**MATERIAL PROVIDED**:
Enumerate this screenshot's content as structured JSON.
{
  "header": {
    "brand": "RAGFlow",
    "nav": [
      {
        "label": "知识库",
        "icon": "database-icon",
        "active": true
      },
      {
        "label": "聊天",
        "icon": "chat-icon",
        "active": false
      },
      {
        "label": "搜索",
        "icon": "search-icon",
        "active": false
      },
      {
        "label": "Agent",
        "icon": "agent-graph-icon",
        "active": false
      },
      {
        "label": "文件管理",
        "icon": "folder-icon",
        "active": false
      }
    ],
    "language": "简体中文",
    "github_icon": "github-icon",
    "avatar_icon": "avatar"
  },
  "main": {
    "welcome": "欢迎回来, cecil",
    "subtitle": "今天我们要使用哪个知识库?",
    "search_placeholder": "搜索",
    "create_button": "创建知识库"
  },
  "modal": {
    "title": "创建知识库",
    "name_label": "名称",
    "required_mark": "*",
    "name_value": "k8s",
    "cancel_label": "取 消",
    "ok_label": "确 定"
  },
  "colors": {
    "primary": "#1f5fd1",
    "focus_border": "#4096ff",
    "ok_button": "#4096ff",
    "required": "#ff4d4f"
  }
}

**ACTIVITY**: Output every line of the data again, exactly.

**YOUR SOLUTION**:
Enumerate this screenshot's content as structured JSON.
{
  "header": {
    "brand": "RAGFlow",
    "nav": [
      {
        "label": "知识库",
        "icon": "database-icon",
        "active": true
      },
      {
        "label": "聊天",
        "icon": "chat-icon",
        "active": false
      },
      {
        "label": "搜索",
        "icon": "search-icon",
        "active": false
      },
      {
        "label": "Agent",
        "icon": "agent-graph-icon",
        "active": false
      },
      {
        "label": "文件管理",
        "icon": "folder-icon",
        "active": false
      }
    ],
    "language": "简体中文",
    "github_icon": "github-icon",
    "avatar_icon": "avatar"
  },
  "main": {
    "welcome": "欢迎回来, cecil",
    "subtitle": "今天我们要使用哪个知识库?",
    "search_placeholder": "搜索",
    "create_button": "创建知识库"
  },
  "modal": {
    "title": "创建知识库",
    "name_label": "名称",
    "required_mark": "*",
    "name_value": "k8s",
    "cancel_label": "取 消",
    "ok_label": "确 定"
  },
  "colors": {
    "primary": "#1f5fd1",
    "focus_border": "#4096ff",
    "ok_button": "#4096ff",
    "required": "#ff4d4f"
  }
}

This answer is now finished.